These Sandhills (Depicted along the bottom of the painting) are set in parallel rows depending on the direction of the winds that have formed them. The valleys between these dunes can be either very productive and support a wider range of edible plants, medicines and wild life. Other areas can be remarkably barren, depending on the amount of water that has built up here and the quality of the soil.
Knowledge of these vast areas of sandy country is an integral part of day to day living in this rugged environment. Being rather high, it is often impossible to see what kind of country lies beyond each hill. The elders of these areas have travelled through this country often enough that they very aware of which places can offer sources of food, water, medicine and shelter – and this knowledge is passed down from generation to generation.
Kalimpinpa is a clay pan covered in a stony deposit that helped to trap water after heavy rains. This results in the propagation of wildflowers and other plant life, which the people of this area have learned to rely on for survival. Kalimpinpa is an electrifying storm site bringing lightning and thunderous downpours. The much-needed rains fill interconnecting creeks and rockholes. This abundant water in turn transforms the countryside, creating new growth across the lands and ensuring the ongoing cycle of life.

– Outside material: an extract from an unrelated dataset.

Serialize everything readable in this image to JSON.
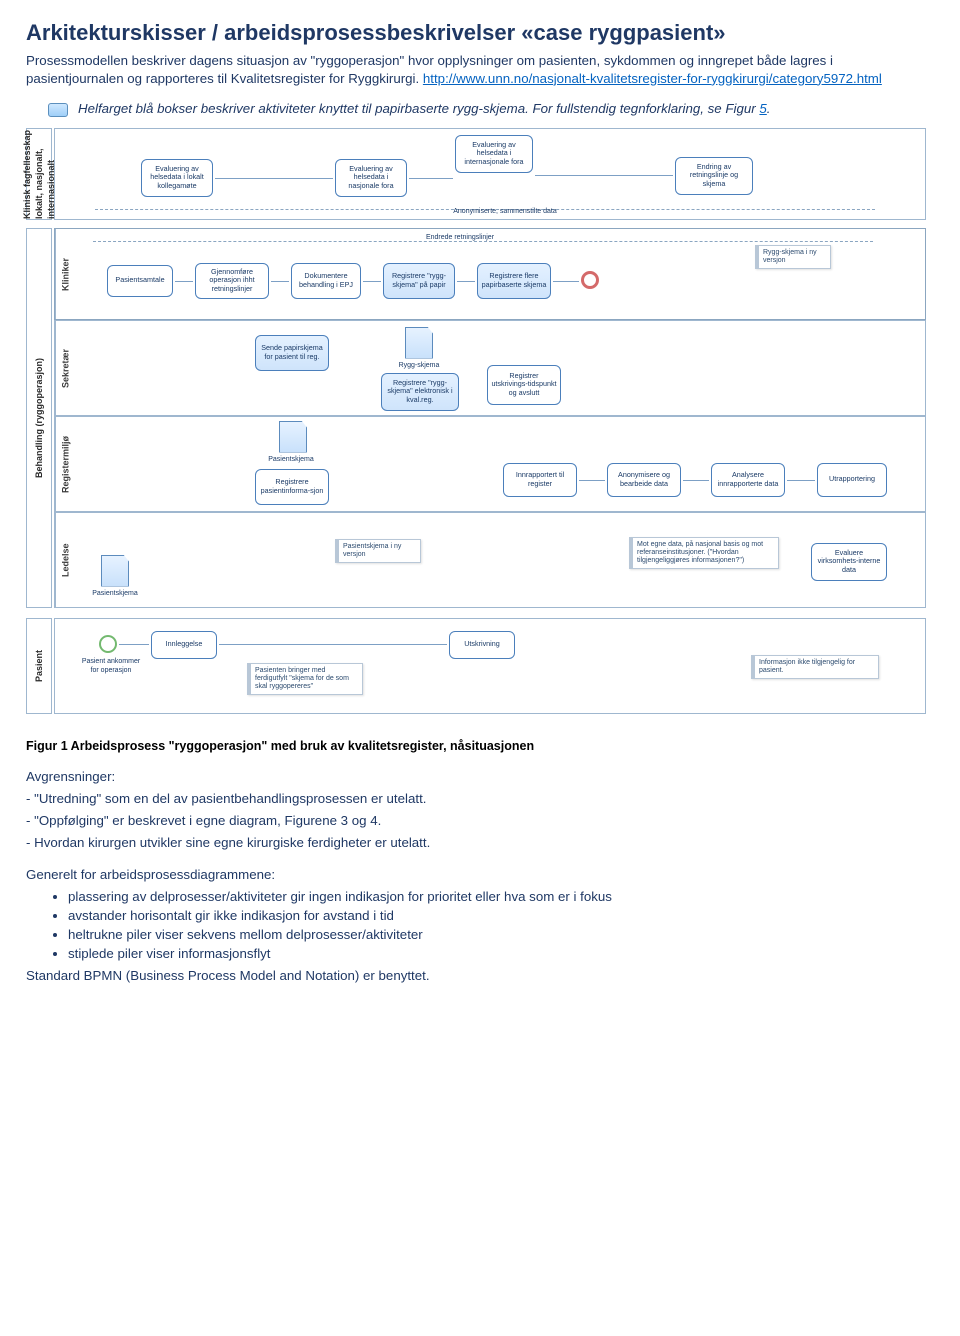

The water, flowing from rockhole to rockhole, creates an essential resource for survival. There are ceremonies held here by both the men and women.
Out of stock
91cm x 61cm